Data records »

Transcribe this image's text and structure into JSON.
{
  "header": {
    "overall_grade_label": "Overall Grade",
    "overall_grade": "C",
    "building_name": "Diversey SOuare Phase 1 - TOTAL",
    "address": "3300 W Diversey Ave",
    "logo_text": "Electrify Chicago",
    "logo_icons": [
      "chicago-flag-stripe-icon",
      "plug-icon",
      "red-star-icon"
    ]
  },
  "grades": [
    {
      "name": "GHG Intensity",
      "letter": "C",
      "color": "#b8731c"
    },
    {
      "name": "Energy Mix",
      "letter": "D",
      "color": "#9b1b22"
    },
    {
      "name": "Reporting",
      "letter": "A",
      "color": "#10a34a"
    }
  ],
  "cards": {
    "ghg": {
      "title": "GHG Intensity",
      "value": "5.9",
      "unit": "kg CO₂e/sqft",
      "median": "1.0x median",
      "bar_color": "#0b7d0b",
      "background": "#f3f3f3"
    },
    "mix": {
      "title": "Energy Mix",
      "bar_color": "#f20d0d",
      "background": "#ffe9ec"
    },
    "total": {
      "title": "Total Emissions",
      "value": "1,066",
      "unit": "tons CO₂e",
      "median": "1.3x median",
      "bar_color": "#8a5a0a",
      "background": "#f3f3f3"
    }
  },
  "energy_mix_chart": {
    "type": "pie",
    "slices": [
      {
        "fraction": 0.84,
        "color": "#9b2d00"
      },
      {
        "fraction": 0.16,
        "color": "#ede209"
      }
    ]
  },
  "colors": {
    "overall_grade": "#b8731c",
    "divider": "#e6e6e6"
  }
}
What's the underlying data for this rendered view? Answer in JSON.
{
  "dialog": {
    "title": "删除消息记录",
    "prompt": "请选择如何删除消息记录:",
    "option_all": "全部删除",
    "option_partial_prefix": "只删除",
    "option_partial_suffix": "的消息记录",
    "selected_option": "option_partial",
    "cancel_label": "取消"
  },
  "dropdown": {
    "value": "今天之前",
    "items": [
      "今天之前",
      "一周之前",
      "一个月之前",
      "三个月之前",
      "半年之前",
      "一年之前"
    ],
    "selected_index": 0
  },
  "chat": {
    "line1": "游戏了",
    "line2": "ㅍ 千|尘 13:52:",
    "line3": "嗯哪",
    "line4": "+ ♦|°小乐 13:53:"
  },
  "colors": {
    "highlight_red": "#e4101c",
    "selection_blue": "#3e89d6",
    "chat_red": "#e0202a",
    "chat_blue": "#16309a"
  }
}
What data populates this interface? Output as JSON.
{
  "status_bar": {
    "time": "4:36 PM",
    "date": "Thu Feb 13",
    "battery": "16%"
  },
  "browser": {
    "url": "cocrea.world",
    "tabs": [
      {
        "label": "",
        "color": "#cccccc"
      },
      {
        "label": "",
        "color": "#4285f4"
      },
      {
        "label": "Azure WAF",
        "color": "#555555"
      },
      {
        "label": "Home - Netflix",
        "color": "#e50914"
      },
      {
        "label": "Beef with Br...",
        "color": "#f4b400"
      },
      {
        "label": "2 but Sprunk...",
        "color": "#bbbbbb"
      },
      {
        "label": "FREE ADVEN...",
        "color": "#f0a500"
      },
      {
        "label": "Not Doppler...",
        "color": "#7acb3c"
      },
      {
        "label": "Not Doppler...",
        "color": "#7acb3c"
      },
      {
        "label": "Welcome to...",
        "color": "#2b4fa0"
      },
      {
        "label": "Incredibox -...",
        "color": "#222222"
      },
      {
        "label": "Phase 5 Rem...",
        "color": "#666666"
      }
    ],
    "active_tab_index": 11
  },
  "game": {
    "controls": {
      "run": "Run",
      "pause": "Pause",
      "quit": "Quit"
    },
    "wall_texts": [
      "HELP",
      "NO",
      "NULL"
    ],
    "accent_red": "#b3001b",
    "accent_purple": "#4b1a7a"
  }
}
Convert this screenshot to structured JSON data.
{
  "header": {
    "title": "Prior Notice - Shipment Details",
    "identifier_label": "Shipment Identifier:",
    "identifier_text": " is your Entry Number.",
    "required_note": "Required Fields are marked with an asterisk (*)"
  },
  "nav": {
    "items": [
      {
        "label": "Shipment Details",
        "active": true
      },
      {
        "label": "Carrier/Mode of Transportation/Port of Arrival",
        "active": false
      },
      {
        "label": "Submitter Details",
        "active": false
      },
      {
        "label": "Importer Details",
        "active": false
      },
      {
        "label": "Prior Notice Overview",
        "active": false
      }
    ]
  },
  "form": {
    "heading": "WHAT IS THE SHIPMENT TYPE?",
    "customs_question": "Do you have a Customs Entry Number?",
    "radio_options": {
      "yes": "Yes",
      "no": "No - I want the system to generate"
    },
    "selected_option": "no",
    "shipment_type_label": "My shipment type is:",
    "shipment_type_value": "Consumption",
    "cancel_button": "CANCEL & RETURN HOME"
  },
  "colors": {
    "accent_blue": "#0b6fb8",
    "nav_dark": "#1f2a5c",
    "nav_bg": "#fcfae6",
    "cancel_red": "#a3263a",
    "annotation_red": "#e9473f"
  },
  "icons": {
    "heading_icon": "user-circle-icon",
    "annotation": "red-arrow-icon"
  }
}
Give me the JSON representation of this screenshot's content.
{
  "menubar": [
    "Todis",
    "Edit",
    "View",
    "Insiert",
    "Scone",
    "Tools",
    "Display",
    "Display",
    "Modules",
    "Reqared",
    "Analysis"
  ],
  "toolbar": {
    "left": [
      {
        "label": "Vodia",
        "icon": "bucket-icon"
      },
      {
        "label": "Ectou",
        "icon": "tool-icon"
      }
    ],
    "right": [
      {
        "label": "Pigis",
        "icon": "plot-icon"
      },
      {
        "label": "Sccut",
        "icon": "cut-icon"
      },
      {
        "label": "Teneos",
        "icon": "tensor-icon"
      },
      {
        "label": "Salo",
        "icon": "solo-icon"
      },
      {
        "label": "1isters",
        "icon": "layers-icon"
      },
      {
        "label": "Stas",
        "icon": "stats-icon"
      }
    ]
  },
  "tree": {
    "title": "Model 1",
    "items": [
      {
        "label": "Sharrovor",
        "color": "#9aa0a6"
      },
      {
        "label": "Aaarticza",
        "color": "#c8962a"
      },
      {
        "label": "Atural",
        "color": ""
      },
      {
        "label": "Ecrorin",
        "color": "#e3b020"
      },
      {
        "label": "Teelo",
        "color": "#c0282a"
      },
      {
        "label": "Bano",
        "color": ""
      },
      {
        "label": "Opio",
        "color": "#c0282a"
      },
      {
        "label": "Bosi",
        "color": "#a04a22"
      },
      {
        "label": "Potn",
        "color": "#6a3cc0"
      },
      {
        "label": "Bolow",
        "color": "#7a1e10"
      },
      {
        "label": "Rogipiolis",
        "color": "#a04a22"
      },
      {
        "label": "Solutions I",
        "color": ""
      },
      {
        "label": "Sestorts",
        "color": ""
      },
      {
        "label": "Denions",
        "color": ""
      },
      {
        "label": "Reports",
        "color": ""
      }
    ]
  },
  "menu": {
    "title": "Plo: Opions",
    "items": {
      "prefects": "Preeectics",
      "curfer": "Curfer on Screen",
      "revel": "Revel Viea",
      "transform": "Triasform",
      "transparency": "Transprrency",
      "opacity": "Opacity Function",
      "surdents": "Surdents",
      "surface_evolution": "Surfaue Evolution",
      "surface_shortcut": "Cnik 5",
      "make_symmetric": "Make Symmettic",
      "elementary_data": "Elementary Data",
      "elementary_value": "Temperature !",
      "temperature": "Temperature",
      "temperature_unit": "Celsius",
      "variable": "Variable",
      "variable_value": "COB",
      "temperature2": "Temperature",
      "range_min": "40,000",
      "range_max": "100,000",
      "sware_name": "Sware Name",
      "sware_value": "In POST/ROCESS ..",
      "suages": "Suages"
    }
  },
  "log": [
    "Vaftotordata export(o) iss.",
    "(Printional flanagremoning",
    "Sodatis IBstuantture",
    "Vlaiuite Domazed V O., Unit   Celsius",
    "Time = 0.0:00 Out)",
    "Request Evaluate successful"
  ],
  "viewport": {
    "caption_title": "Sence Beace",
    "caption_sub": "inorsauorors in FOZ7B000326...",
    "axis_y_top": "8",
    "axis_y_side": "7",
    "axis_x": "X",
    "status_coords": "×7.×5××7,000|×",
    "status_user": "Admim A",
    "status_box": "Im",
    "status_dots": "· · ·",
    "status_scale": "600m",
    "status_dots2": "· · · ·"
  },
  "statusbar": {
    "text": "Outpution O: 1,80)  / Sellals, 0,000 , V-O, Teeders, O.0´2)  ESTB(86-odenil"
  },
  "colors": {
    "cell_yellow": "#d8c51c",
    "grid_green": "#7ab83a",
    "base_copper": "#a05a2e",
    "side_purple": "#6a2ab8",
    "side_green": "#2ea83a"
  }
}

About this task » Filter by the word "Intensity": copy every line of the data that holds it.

Solution for this exercise »
      "name": "GHG Intensity",
      "title": "GHG Intensity",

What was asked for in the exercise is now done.